Whether researchers measure soil hydraulic properties in the lab or in the field, they’re only getting part of the picture. Laboratory systems are highly accurate due to controlled conditions, but lab measurements don’t take into account site variability such as roots, cracks, or wormholes that might affect soil hydrology. In addition, when researchers take a sample from the field to the lab, they often compress soil macropores during the sampling process, altering the hydraulic properties of the soil.
Field experiments help researchers understand variability and real-time conditions, but they have the opposite set of problems. The field is an uncontrolled system. Water moves through the soil profile by evaporation, plant uptake, capillary rise, or deep drainage, requiring many measurements at different depths and locations. Field researchers also have to deal with the unpredictability of the weather. Precipitation may cause a field drydown experiment to take an entire summer, whereas in the lab it takes only a week.

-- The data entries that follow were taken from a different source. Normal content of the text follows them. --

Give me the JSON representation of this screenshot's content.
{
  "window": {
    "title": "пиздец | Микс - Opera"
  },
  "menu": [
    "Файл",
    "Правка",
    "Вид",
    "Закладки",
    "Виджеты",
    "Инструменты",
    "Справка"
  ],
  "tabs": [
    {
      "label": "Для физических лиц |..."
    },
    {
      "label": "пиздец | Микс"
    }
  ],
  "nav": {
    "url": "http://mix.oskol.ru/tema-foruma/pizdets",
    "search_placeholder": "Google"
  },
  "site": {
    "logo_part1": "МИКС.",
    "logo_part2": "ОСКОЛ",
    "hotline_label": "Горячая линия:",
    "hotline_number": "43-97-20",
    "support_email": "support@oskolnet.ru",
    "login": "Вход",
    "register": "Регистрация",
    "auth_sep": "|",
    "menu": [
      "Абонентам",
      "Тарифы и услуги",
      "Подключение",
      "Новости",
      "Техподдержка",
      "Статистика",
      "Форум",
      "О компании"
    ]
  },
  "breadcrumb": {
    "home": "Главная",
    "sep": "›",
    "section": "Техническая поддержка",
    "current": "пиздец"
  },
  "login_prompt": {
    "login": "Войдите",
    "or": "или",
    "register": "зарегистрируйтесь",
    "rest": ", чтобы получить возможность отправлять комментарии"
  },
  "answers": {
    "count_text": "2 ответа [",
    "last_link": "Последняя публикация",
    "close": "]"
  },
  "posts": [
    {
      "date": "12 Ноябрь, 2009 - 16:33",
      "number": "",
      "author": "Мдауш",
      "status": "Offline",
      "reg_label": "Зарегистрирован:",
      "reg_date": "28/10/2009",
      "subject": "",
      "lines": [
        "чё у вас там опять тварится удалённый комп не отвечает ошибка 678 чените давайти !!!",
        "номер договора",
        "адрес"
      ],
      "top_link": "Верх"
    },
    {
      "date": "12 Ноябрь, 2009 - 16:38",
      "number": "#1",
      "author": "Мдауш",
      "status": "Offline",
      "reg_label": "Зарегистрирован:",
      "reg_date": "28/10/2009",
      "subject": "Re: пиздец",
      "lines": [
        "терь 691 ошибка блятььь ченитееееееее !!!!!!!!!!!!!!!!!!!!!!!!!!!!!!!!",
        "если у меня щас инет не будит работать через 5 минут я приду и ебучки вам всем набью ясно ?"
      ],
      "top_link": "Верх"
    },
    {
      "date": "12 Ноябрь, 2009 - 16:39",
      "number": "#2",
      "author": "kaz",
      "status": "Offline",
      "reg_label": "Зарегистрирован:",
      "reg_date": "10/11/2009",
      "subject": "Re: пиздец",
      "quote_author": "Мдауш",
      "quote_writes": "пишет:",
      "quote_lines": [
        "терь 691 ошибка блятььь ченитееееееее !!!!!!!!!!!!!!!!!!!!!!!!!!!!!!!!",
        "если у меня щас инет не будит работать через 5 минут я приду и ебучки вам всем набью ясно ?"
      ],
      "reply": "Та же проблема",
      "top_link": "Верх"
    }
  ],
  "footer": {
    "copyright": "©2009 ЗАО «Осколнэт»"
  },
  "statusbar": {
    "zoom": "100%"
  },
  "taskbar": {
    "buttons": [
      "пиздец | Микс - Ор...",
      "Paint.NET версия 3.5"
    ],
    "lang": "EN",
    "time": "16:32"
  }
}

The big picture—supersized
Researchers who use both lab and field techniques while understanding each method’s strengths and limitations can exponentially increase their understanding of what’s happening in the soil profile. For example, in the laboratory, a researcher might use the PARIO soil texture analyzer to obtain accurate soil texture data, including a complete particle size distribution. They could then combine those data with an HYPROP-generated soil moisture release curve to understand the hydraulic properties of that soil type. If that researcher then adds high-quality field data in order to understand real-world field conditions, then suddenly they’re seeing the larger picture.

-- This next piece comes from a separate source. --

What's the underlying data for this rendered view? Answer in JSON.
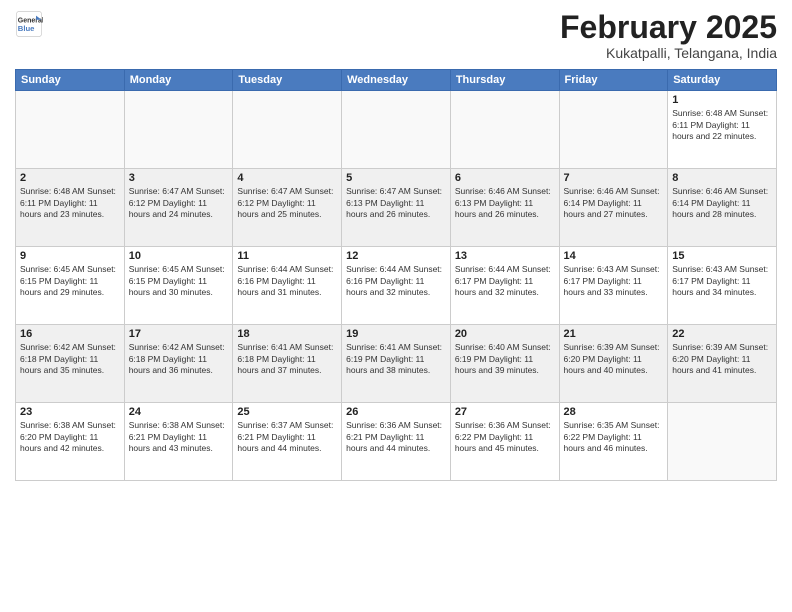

Below is an exploration of lab versus field instrumentation and how researchers can combine these instruments for an increased understanding of their soil profile. Click the links for more in-depth information about each topic.

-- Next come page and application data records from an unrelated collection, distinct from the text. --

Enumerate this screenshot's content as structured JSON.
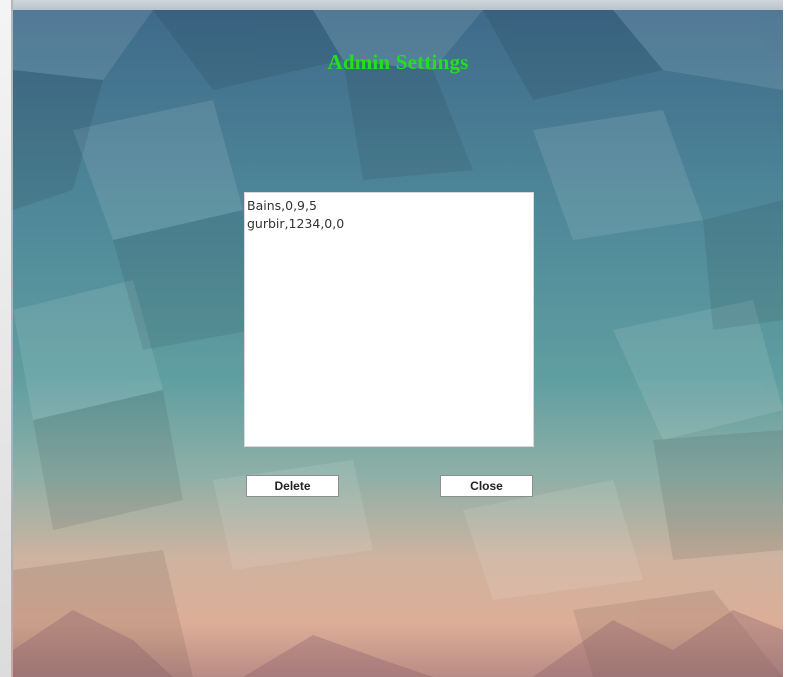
{
  "window": {
    "title": "Admin Settings"
  },
  "list": {
    "items": [
      {
        "label": "Bains,0,9,5"
      },
      {
        "label": "gurbir,1234,0,0"
      }
    ]
  },
  "buttons": {
    "delete_label": "Delete",
    "close_label": "Close"
  },
  "colors": {
    "title": "#22e01e",
    "background_top": "#3e6a8a",
    "background_middle": "#5f9ea0",
    "background_bottom": "#d6a994"
  }
}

Particle size distribution and why it matters
Soil type and particle size analysis are the first window into the soil and its unique characteristics. Every researcher should identify the type of soil that they’re working with in order to benchmark their data.
If researchers don’t understand their soil type, they can’t make assumptions about the state of soil water based on soil moisture (i.e., if they work with plants, they won’t be able to predict whether there will be plant available water). In addition, differing soil types in the soil’s horizons may influence a researcher’s measurement selection, sensor choice, and sensor placement.